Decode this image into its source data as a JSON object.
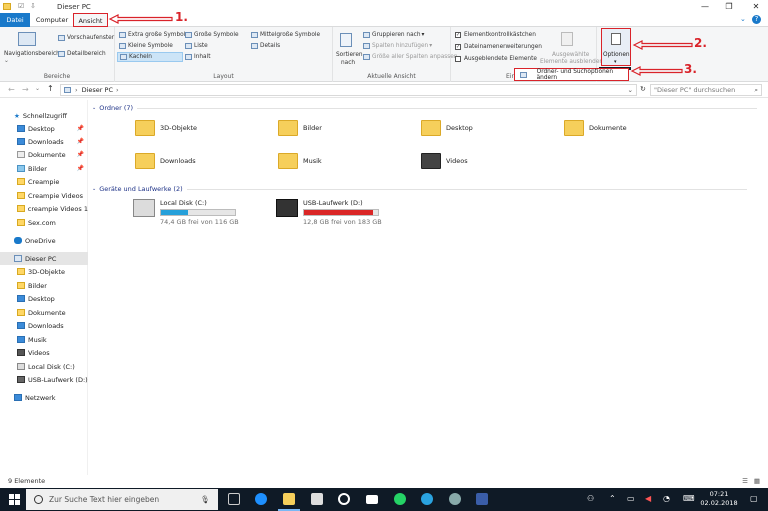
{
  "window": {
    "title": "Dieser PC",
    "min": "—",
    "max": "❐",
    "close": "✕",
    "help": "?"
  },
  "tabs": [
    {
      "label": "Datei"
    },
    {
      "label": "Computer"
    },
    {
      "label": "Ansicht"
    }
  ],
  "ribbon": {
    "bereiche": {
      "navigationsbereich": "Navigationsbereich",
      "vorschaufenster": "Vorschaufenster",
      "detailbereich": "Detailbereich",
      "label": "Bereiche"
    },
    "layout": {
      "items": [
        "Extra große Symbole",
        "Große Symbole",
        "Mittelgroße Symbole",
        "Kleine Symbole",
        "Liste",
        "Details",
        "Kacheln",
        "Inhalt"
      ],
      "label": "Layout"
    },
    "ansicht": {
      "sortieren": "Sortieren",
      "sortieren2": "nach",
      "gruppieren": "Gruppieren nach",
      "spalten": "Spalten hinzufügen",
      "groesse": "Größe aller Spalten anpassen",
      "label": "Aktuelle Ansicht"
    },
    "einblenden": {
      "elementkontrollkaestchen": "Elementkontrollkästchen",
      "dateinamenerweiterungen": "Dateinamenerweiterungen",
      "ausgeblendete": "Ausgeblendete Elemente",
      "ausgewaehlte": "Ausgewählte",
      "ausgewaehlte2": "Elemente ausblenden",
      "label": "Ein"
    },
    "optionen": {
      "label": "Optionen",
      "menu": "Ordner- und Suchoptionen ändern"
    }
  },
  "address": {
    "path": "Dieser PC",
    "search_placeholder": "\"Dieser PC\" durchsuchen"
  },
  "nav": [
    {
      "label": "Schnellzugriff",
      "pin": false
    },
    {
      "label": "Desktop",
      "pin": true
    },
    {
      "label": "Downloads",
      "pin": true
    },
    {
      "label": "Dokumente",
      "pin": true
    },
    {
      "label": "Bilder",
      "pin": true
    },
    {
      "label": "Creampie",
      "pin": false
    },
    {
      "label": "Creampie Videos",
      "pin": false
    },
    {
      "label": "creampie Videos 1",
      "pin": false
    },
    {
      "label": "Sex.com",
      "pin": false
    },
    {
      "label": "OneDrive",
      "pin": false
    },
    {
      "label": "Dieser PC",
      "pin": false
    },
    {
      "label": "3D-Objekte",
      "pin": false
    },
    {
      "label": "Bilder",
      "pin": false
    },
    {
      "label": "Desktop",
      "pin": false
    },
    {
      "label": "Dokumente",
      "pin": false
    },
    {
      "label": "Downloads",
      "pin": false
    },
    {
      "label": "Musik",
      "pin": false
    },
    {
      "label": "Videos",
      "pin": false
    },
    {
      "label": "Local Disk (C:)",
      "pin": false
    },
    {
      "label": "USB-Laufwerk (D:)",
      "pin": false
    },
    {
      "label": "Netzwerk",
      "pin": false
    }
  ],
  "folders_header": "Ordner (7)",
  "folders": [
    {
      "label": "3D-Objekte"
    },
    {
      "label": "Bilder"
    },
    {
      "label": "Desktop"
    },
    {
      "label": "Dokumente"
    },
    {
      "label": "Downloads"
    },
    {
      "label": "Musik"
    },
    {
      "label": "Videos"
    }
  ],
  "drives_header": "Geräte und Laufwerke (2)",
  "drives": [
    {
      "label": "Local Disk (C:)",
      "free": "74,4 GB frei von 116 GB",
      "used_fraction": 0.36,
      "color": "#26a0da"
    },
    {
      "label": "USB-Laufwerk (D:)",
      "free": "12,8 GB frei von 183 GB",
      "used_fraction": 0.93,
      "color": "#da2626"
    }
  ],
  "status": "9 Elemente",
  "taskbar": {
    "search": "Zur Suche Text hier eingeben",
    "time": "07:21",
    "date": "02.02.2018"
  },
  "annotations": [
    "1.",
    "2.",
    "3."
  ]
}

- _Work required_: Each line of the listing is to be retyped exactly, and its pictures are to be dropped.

- _Exercise result_:
Decode this image into its source data as a JSON object.
{
  "window": {
    "title": "Dieser PC",
    "min": "—",
    "max": "❐",
    "close": "✕",
    "help": "?"
  },
  "tabs": [
    {
      "label": "Datei"
    },
    {
      "label": "Computer"
    },
    {
      "label": "Ansicht"
    }
  ],
  "ribbon": {
    "bereiche": {
      "navigationsbereich": "Navigationsbereich",
      "vorschaufenster": "Vorschaufenster",
      "detailbereich": "Detailbereich",
      "label": "Bereiche"
    },
    "layout": {
      "items": [
        "Extra große Symbole",
        "Große Symbole",
        "Mittelgroße Symbole",
        "Kleine Symbole",
        "Liste",
        "Details",
        "Kacheln",
        "Inhalt"
      ],
      "label": "Layout"
    },
    "ansicht": {
      "sortieren": "Sortieren",
      "sortieren2": "nach",
      "gruppieren": "Gruppieren nach",
      "spalten": "Spalten hinzufügen",
      "groesse": "Größe aller Spalten anpassen",
      "label": "Aktuelle Ansicht"
    },
    "einblenden": {
      "elementkontrollkaestchen": "Elementkontrollkästchen",
      "dateinamenerweiterungen": "Dateinamenerweiterungen",
      "ausgeblendete": "Ausgeblendete Elemente",
      "ausgewaehlte": "Ausgewählte",
      "ausgewaehlte2": "Elemente ausblenden",
      "label": "Ein"
    },
    "optionen": {
      "label": "Optionen",
      "menu": "Ordner- und Suchoptionen ändern"
    }
  },
  "address": {
    "path": "Dieser PC",
    "search_placeholder": "\"Dieser PC\" durchsuchen"
  },
  "nav": [
    {
      "label": "Schnellzugriff",
      "pin": false
    },
    {
      "label": "Desktop",
      "pin": true
    },
    {
      "label": "Downloads",
      "pin": true
    },
    {
      "label": "Dokumente",
      "pin": true
    },
    {
      "label": "Bilder",
      "pin": true
    },
    {
      "label": "Creampie",
      "pin": false
    },
    {
      "label": "Creampie Videos",
      "pin": false
    },
    {
      "label": "creampie Videos 1",
      "pin": false
    },
    {
      "label": "Sex.com",
      "pin": false
    },
    {
      "label": "OneDrive",
      "pin": false
    },
    {
      "label": "Dieser PC",
      "pin": false
    },
    {
      "label": "3D-Objekte",
      "pin": false
    },
    {
      "label": "Bilder",
      "pin": false
    },
    {
      "label": "Desktop",
      "pin": false
    },
    {
      "label": "Dokumente",
      "pin": false
    },
    {
      "label": "Downloads",
      "pin": false
    },
    {
      "label": "Musik",
      "pin": false
    },
    {
      "label": "Videos",
      "pin": false
    },
    {
      "label": "Local Disk (C:)",
      "pin": false
    },
    {
      "label": "USB-Laufwerk (D:)",
      "pin": false
    },
    {
      "label": "Netzwerk",
      "pin": false
    }
  ],
  "folders_header": "Ordner (7)",
  "folders": [
    {
      "label": "3D-Objekte"
    },
    {
      "label": "Bilder"
    },
    {
      "label": "Desktop"
    },
    {
      "label": "Dokumente"
    },
    {
      "label": "Downloads"
    },
    {
      "label": "Musik"
    },
    {
      "label": "Videos"
    }
  ],
  "drives_header": "Geräte und Laufwerke (2)",
  "drives": [
    {
      "label": "Local Disk (C:)",
      "free": "74,4 GB frei von 116 GB",
      "used_fraction": 0.36,
      "color": "#26a0da"
    },
    {
      "label": "USB-Laufwerk (D:)",
      "free": "12,8 GB frei von 183 GB",
      "used_fraction": 0.93,
      "color": "#da2626"
    }
  ],
  "status": "9 Elemente",
  "taskbar": {
    "search": "Zur Suche Text hier eingeben",
    "time": "07:21",
    "date": "02.02.2018"
  },
  "annotations": [
    "1.",
    "2.",
    "3."
  ]
}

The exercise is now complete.